With its growing importance, the aim is to build a structure that is credible, independent and representative of the European panel of expertise on this topic.

It is a question of creating a sustainable network, of ensuring liaison with other stakeholders (e.g. the European Technology Platform ZEP [Zero Emission Platform]: production of electricity using fossil fuels and no CO2 emission), of facilitating the demonstration and industrial deployment of CO2 capture and storage, of supporting the implementation of national and European regulations (Directive on the geological storage of carbon dioxide).
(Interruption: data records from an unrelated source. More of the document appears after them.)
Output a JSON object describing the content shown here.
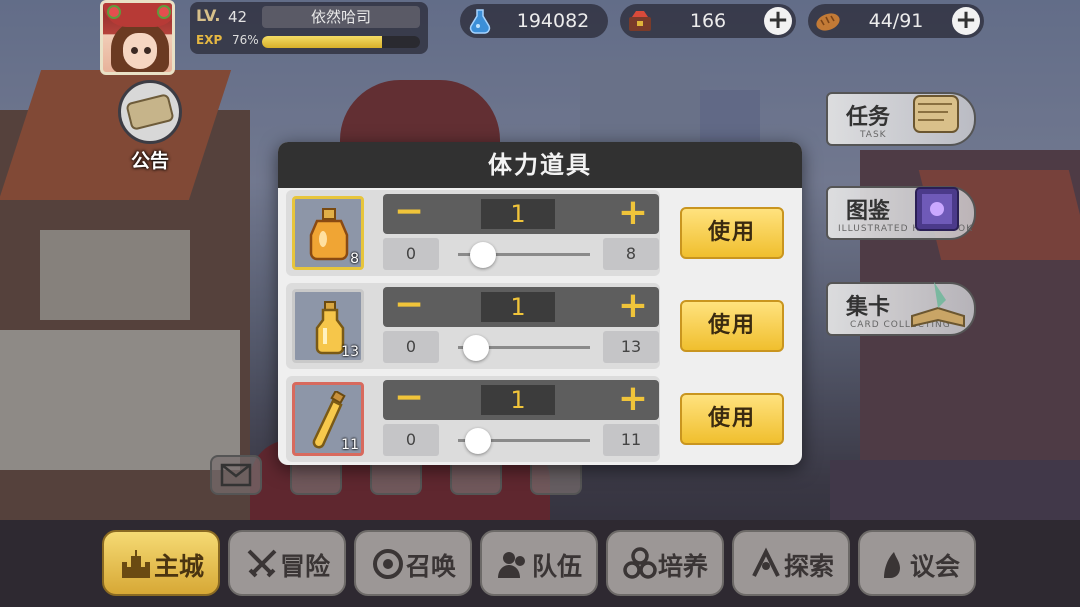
{
  "player": {
    "level_prefix": "LV.",
    "level": "42",
    "name": "依然哈司",
    "exp_label": "EXP",
    "exp_percent": "76%",
    "exp_fraction": 0.76
  },
  "resources": [
    {
      "icon": "blue-potion-icon",
      "value": "194082"
    },
    {
      "icon": "gem-chest-icon",
      "value": "166"
    },
    {
      "icon": "bread-icon",
      "value": "44/91"
    }
  ],
  "notice": {
    "label": "公告"
  },
  "side_menu": [
    {
      "zh": "任务",
      "en": "TASK"
    },
    {
      "zh": "图鉴",
      "en": "ILLUSTRATED HANDBOOK"
    },
    {
      "zh": "集卡",
      "en": "CARD COLLECTING"
    }
  ],
  "modal": {
    "title": "体力道具",
    "use_label": "使用",
    "items": [
      {
        "icon": "orange-potion-bottle-icon",
        "count": "8",
        "qty": "1",
        "min": "0",
        "max": "8",
        "slider_value": 1
      },
      {
        "icon": "yellow-vial-icon",
        "count": "13",
        "qty": "1",
        "min": "0",
        "max": "13",
        "slider_value": 1
      },
      {
        "icon": "yellow-test-tube-icon",
        "count": "11",
        "qty": "1",
        "min": "0",
        "max": "11",
        "slider_value": 1
      }
    ],
    "minus_symbol": "−",
    "plus_symbol": "+"
  },
  "bottom_nav": [
    {
      "label": "主城",
      "icon": "castle-icon",
      "active": true
    },
    {
      "label": "冒险",
      "icon": "crossed-swords-icon",
      "active": false
    },
    {
      "label": "召唤",
      "icon": "summon-circle-icon",
      "active": false
    },
    {
      "label": "队伍",
      "icon": "team-icon",
      "active": false
    },
    {
      "label": "培养",
      "icon": "train-icon",
      "active": false
    },
    {
      "label": "探索",
      "icon": "explore-icon",
      "active": false
    },
    {
      "label": "议会",
      "icon": "council-icon",
      "active": false
    }
  ],
  "colors": {
    "accent_gold": "#f0c43a",
    "modal_header": "#313131",
    "use_button": "#f0bf2e"
  }
}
These ambitions need coordination and integration mechanisms to be set up between CO2GeoNet and the CGS Europe par ticipants, and for ties and cooperation at national, European and international scale. The integration of Europe CGS partners into CO2GeoNet before the end of the project (October 2013) will provide a sustainable framework to the consortium.
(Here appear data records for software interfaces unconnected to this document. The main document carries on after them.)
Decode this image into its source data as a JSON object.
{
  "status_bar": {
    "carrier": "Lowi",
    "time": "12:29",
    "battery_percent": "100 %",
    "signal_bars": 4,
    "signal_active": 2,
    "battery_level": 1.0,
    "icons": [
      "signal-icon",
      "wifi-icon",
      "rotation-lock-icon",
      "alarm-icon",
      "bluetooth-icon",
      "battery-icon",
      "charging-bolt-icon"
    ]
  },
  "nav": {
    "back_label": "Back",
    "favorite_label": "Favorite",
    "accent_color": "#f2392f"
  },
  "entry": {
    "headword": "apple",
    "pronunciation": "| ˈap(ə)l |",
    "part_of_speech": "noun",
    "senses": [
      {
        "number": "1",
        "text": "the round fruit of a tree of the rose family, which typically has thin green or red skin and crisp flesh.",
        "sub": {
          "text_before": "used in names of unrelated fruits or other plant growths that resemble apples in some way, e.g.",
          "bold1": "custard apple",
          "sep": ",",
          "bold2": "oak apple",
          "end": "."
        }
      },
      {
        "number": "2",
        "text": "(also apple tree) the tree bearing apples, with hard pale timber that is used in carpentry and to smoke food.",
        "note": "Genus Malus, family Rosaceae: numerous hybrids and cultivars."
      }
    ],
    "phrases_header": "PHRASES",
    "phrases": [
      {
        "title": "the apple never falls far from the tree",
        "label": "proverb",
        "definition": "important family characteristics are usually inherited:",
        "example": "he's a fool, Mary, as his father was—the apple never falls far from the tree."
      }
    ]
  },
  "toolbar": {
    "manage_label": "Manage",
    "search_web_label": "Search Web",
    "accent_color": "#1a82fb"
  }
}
Setting up a repository of relevant knowledge with an easy access for stakeholders

Initiatives are many. CGS Europe must collect and structure the existing research findings, as well as the national policies and regulations, in a knowledge repository that enables the players to easily find the relevant information. Knowledge development is ensured by sharing good practices, evaluating research needs and promoting new projects. A major effort is also devoted to disseminating knowledge so as to provide impartial and understandable information to the players, according to their needs.

Overview of actions
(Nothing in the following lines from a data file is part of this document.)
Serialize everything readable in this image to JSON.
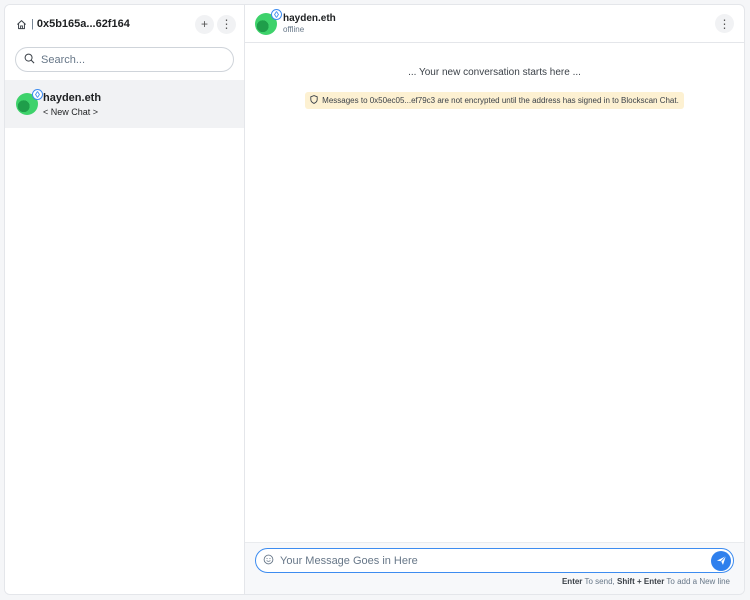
{
  "sidebar": {
    "address": "0x5b165a...62f164",
    "separator": "|",
    "add_label": "+",
    "menu_label": "⋮",
    "search_placeholder": "Search...",
    "chats": [
      {
        "name": "hayden.eth",
        "subtitle": "< New Chat >"
      }
    ]
  },
  "header": {
    "peer_name": "hayden.eth",
    "peer_status": "offline",
    "menu_label": "⋮"
  },
  "conversation": {
    "start_note": "... Your new conversation starts here ...",
    "warning": "Messages to 0x50ec05...ef79c3 are not encrypted until the address has signed in to Blockscan Chat."
  },
  "composer": {
    "placeholder": "Your Message Goes in Here",
    "hint_enter": "Enter",
    "hint_send": "To send,",
    "hint_shift": "Shift + Enter",
    "hint_newline": "To add a New line"
  },
  "colors": {
    "accent": "#2f80ed",
    "warning_bg": "#fdf1d2",
    "avatar_green": "#3ed26b"
  }
}
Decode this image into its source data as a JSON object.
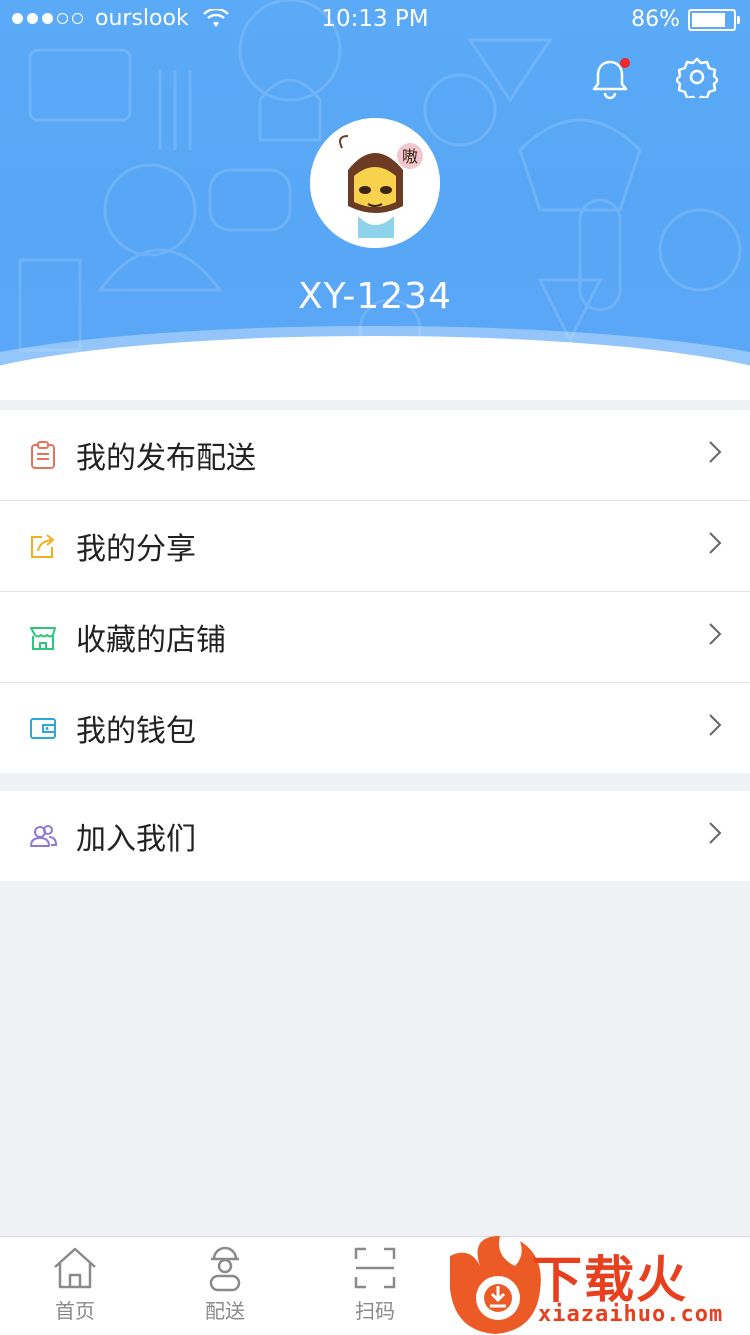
{
  "status_bar": {
    "carrier": "ourslook",
    "time": "10:13 PM",
    "battery_percent": "86%",
    "battery_level": 0.86,
    "signal_dots_filled": 3,
    "signal_dots_total": 5
  },
  "profile": {
    "username": "XY-1234",
    "avatar_badge": "嗷",
    "has_notification": true
  },
  "menu_group_1": [
    {
      "label": "我的发布配送",
      "icon": "clipboard-icon",
      "color": "#e8735d"
    },
    {
      "label": "我的分享",
      "icon": "share-icon",
      "color": "#f2b01e"
    },
    {
      "label": "收藏的店铺",
      "icon": "store-icon",
      "color": "#2dc77b"
    },
    {
      "label": "我的钱包",
      "icon": "wallet-icon",
      "color": "#2aa7dd"
    }
  ],
  "menu_group_2": [
    {
      "label": "加入我们",
      "icon": "users-icon",
      "color": "#8f78d6"
    }
  ],
  "tabbar": [
    {
      "label": "首页",
      "icon": "home-icon"
    },
    {
      "label": "配送",
      "icon": "courier-icon"
    },
    {
      "label": "扫码",
      "icon": "scan-icon"
    }
  ],
  "watermark": {
    "text": "下载火",
    "domain": "xiazaihuo.com"
  },
  "colors": {
    "header_blue": "#5aa8f7",
    "background": "#eff1f5",
    "notification_red": "#f0262c",
    "watermark_red": "#e8401f"
  }
}
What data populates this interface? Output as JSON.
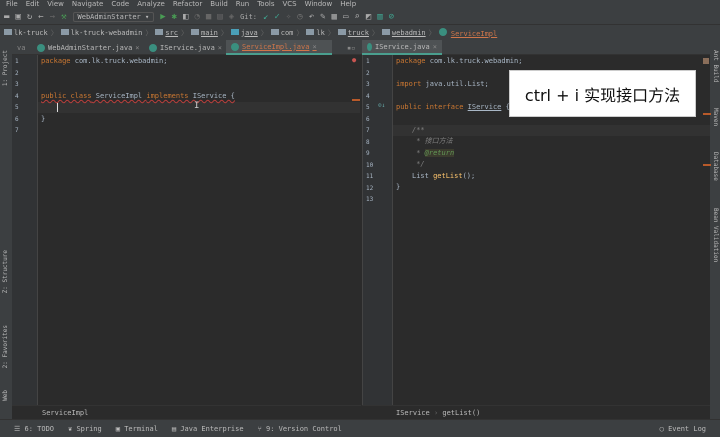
{
  "menu": [
    "File",
    "Edit",
    "View",
    "Navigate",
    "Code",
    "Analyze",
    "Refactor",
    "Build",
    "Run",
    "Tools",
    "VCS",
    "Window",
    "Help"
  ],
  "toolbar": {
    "run_config": "WebAdminStarter",
    "git_label": "Git:"
  },
  "breadcrumb": [
    "lk-truck",
    "lk-truck-webadmin",
    "src",
    "main",
    "java",
    "com",
    "lk",
    "truck",
    "webadmin",
    "ServiceImpl"
  ],
  "tabs_left": [
    {
      "label": "WebAdminStarter.java"
    },
    {
      "label": "IService.java"
    },
    {
      "label": "ServiceImpl.java",
      "active": true
    }
  ],
  "tabs_right": [
    {
      "label": "IService.java",
      "active": true
    }
  ],
  "left_strip": [
    "1: Project",
    "Z: Structure",
    "2: Favorites",
    "Web"
  ],
  "right_strip": [
    "Ant Build",
    "Maven",
    "Database",
    "Bean Validation"
  ],
  "left_editor": {
    "lines": [
      "1",
      "2",
      "3",
      "4",
      "5",
      "6",
      "7"
    ],
    "l1a": "package",
    "l1b": " com.lk.truck.webadmin;",
    "l4a": "public class",
    "l4b": " ServiceImpl ",
    "l4c": "implements",
    "l4d": " IService {",
    "l6": "}"
  },
  "right_editor": {
    "lines": [
      "1",
      "2",
      "3",
      "4",
      "5",
      "6",
      "7",
      "8",
      "9",
      "10",
      "11",
      "12",
      "13"
    ],
    "l1a": "package",
    "l1b": " com.lk.truck.webadmin;",
    "l3a": "import",
    "l3b": " java.util.List;",
    "l5a": "public interface",
    "l5b": "IService",
    "l5c": " {",
    "l7": "/**",
    "l8a": " * ",
    "l8b": "接口方法",
    "l9a": " * ",
    "l9b": "@return",
    "l10": " */",
    "l11a": "List ",
    "l11b": "getList",
    "l11c": "();",
    "l12": "}"
  },
  "overlay_text": "ctrl + i 实现接口方法",
  "footer_left": "ServiceImpl",
  "footer_right": {
    "a": "IService",
    "sep": "›",
    "b": "getList()"
  },
  "bottom_bar": [
    "6: TODO",
    "Spring",
    "Terminal",
    "Java Enterprise",
    "9: Version Control"
  ],
  "event_log": "Event Log"
}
Several types of action have been undertaken:

  • “Spring School” in March 2012 in Poland (one week training for European students)
  • Continued translation of the CO2GeoNet brochure “What does CO2 geological storage really mean?” into all the European languages
  • Organization of the 7th CO2GeoNet Open Forum in Venice in April 2012
  • Organization of an exchange workshop between institutions on the lessons to be learnt from natural analogues, in October 2011 in Germany
  • Exchanges of researchers
  • Participation at the SciTechEurope Conference dedicated to research and innovation in November 2011 in Brussels (master class, stand)
  • Conferences and information days in Austria, Denmark, Spain, Lithuania, Romania, Turkey
  • Publication of articles on CO2 storage for decision makers
  • Accreditation of the Europe CGS Europe project by the CSLF (Carbon Sequestration Leadership Forum), international collaboration initiative at ministerial level.